*** Records shown Section Begins ***

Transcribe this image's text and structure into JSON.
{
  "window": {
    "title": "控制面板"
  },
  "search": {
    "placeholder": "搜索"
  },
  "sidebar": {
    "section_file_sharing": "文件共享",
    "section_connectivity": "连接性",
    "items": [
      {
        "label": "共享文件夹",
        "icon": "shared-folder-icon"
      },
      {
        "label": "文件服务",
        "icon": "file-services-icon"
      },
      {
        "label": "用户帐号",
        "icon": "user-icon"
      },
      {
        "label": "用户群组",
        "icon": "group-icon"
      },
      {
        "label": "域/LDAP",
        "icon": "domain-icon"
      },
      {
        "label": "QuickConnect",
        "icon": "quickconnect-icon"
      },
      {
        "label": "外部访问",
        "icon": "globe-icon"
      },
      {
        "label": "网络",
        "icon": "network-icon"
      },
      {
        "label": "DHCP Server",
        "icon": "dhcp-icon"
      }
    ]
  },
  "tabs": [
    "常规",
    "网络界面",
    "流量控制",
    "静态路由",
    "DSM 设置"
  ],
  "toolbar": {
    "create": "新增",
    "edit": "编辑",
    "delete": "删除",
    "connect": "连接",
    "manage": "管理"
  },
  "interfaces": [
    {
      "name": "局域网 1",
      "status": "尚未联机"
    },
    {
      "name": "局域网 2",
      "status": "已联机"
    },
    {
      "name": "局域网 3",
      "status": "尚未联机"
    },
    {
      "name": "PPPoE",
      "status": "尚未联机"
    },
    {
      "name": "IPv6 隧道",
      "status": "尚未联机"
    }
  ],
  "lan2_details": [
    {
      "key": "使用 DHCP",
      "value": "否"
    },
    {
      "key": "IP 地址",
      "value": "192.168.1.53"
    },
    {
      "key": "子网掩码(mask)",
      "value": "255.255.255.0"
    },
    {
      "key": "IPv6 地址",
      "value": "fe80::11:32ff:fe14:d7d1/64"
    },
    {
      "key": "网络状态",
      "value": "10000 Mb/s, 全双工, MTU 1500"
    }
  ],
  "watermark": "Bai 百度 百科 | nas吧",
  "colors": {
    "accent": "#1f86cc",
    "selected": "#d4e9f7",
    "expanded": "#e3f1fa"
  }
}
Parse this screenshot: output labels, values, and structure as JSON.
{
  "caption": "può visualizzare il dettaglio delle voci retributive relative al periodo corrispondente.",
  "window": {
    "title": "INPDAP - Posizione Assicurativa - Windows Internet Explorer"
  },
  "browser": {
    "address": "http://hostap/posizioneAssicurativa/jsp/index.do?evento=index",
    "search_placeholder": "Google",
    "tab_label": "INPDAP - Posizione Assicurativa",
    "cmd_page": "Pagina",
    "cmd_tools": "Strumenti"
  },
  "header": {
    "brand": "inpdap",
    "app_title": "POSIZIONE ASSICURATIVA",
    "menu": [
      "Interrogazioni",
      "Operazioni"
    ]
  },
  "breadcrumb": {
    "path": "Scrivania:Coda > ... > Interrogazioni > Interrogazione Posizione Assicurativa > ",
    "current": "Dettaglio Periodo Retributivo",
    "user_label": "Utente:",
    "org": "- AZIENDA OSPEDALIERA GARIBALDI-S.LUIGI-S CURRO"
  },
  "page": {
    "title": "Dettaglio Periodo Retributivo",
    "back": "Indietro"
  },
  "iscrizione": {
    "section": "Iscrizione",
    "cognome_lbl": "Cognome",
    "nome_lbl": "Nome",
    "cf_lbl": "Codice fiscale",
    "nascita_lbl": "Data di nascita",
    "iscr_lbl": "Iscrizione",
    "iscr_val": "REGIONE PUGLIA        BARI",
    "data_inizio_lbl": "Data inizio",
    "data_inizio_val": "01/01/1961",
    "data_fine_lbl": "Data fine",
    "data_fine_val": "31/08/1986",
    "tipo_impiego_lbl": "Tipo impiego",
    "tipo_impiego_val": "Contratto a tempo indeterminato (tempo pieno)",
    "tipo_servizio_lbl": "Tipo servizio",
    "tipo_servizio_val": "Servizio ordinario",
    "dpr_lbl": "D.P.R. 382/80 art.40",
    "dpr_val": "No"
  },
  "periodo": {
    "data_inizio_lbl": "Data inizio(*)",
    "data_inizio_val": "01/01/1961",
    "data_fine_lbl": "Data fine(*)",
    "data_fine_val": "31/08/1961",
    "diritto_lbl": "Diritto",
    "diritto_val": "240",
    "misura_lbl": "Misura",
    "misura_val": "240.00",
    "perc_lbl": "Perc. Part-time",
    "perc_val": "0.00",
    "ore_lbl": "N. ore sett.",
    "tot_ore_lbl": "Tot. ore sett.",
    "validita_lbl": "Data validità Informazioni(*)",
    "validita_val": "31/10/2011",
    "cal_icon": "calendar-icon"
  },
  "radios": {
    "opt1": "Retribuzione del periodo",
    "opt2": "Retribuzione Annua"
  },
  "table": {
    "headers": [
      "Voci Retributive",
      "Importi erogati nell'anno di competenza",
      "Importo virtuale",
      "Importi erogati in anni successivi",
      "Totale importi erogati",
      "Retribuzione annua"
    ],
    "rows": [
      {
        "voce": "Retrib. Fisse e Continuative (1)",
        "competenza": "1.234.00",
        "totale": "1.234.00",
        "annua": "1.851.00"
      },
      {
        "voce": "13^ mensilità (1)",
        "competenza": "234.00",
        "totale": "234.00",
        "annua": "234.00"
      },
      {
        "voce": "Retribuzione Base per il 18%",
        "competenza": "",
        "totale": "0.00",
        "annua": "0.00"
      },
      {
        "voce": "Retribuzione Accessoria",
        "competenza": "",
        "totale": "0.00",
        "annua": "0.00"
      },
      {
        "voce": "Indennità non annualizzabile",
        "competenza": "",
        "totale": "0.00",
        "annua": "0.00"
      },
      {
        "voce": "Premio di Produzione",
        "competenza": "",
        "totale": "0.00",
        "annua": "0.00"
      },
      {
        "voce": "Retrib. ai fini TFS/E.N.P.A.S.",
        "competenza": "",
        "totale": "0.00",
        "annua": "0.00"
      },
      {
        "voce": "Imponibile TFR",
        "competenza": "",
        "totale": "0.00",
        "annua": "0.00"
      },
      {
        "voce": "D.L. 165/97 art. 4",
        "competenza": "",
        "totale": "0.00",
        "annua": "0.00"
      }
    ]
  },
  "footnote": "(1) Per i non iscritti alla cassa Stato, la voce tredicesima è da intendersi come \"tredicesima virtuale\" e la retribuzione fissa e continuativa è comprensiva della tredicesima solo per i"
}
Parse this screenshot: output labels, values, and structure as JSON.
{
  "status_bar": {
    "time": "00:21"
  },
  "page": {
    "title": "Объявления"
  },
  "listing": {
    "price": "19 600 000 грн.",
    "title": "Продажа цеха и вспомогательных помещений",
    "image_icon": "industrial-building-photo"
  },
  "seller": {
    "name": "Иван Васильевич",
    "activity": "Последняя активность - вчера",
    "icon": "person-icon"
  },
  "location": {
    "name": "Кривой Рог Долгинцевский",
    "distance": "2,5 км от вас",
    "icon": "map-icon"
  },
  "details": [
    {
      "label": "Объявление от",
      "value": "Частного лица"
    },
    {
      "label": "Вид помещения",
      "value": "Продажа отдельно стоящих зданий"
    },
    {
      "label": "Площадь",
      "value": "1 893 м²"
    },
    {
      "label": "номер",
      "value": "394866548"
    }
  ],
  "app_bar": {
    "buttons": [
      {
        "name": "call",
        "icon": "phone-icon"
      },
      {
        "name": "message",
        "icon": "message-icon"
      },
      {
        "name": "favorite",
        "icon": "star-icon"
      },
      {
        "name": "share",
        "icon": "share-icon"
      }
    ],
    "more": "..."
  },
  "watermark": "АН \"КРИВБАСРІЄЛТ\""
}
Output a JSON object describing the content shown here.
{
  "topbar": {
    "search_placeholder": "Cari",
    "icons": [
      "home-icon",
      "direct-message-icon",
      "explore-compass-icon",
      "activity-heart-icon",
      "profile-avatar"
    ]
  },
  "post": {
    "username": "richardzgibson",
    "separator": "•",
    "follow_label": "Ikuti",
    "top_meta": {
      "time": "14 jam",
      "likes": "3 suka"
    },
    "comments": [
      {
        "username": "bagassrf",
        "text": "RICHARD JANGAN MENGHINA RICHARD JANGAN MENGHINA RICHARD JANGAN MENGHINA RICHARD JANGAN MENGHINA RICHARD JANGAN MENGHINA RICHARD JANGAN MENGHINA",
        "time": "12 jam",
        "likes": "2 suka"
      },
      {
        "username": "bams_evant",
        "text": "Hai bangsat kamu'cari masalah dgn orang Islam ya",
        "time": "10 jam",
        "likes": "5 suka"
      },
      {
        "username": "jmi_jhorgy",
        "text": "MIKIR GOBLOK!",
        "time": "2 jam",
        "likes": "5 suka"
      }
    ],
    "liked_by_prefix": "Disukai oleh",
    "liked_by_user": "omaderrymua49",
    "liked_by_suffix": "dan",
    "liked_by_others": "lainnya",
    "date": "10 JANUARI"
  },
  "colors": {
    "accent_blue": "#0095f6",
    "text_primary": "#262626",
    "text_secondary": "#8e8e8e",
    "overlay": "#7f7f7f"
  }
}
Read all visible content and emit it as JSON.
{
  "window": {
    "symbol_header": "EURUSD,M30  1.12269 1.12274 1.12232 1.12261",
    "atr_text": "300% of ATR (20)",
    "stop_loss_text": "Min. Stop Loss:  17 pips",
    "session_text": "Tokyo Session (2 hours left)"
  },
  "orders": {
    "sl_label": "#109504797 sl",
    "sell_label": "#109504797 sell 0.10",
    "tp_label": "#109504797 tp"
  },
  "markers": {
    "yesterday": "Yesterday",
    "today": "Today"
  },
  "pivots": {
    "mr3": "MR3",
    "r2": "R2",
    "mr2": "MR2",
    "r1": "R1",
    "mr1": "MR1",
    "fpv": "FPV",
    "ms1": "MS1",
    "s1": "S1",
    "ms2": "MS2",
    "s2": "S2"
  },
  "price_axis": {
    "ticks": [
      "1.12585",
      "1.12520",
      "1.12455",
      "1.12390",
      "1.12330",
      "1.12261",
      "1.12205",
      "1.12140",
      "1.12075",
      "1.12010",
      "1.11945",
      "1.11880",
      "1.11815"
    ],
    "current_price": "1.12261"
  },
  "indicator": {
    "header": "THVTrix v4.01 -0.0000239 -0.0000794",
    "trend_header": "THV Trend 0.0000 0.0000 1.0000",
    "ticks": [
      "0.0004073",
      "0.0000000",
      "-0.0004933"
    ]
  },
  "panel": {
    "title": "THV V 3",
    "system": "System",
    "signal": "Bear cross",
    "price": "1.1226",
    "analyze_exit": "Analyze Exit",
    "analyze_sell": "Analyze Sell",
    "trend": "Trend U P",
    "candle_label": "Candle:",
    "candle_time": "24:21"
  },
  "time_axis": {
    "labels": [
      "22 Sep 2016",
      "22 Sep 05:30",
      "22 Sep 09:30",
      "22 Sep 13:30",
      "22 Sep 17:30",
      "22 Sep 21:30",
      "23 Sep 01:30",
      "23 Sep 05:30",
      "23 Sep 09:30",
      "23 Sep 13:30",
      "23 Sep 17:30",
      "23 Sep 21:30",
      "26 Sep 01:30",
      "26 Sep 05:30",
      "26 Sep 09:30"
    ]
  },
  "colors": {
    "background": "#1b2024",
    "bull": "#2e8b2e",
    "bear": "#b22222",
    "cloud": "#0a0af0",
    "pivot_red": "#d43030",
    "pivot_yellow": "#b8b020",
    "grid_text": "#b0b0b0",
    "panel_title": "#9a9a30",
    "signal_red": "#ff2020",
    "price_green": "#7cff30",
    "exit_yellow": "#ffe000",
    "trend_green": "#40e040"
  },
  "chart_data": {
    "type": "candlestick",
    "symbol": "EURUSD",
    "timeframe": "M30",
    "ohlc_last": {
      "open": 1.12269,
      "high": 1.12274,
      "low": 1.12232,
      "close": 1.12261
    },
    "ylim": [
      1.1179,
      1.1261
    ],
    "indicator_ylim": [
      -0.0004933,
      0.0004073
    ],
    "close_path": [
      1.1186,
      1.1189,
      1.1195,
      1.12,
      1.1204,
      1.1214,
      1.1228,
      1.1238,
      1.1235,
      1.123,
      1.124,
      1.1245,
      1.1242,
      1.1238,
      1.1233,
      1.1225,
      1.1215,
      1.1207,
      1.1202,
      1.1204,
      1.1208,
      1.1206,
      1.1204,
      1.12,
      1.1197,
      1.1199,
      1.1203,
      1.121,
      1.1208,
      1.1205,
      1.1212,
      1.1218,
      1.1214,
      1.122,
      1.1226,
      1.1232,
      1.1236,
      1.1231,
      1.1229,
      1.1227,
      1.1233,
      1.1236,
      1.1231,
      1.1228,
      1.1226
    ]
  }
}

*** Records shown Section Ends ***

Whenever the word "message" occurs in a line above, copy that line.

Final answer:
        "name": "message",
        "icon": "message-icon"
      "direct-message-icon",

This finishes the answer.